What to do:
Every line below that holds the string "Internet" must be copied.

══ Source information ══

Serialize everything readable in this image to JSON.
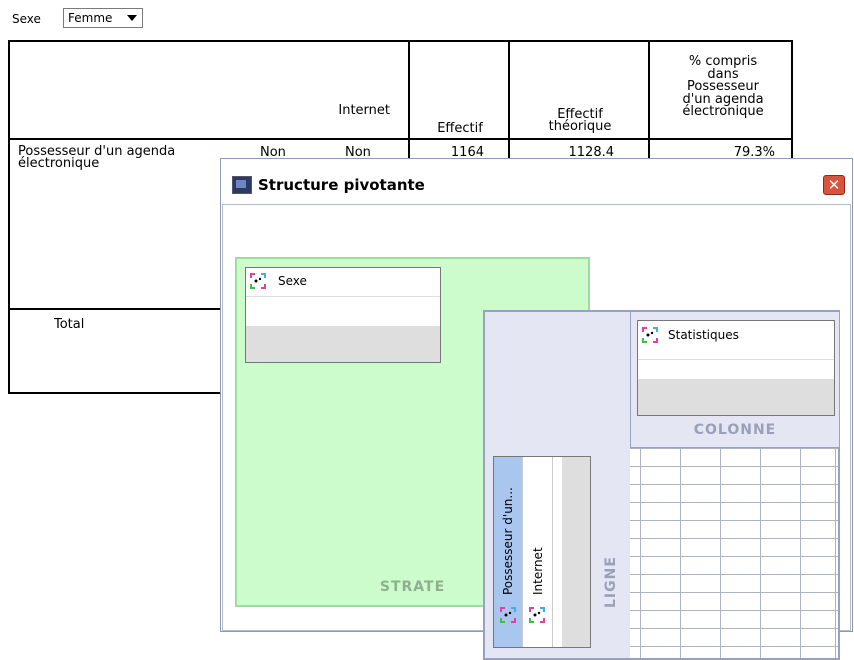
{
  "layer": {
    "label": "Sexe",
    "selected": "Femme"
  },
  "table": {
    "col_header_row_dim": "Internet",
    "col_headers": [
      "Effectif",
      "Effectif\nthéorique",
      "% compris\ndans\nPossesseur\nd'un agenda\nélectronique"
    ],
    "row_group_label": "Possesseur d'un agenda\nélectronique",
    "row1": {
      "sub": "Non",
      "sub2": "Non",
      "effectif": "1164",
      "theorique": "1128.4",
      "pct": "79.3%"
    },
    "total_label": "Total"
  },
  "dialog": {
    "title": "Structure pivotante",
    "close_glyph": "✕",
    "strate_label": "STRATE",
    "colonne_label": "COLONNE",
    "ligne_label": "LIGNE",
    "strate_items": [
      {
        "label": "Sexe",
        "icon": "pivot-dimension-icon"
      }
    ],
    "column_items": [
      {
        "label": "Statistiques",
        "icon": "pivot-dimension-icon"
      }
    ],
    "row_items": [
      {
        "label": "Possesseur d'un...",
        "icon": "pivot-dimension-icon"
      },
      {
        "label": "Internet",
        "icon": "pivot-dimension-icon"
      }
    ]
  },
  "colors": {
    "strate_bg": "#ccfccc",
    "zone_bg": "#e4e6f4",
    "close_button": "#d9533f",
    "selected_row_item": "#a9c6ee"
  }
}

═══

Written response:
    "col_header_row_dim": "Internet",
        "label": "Internet",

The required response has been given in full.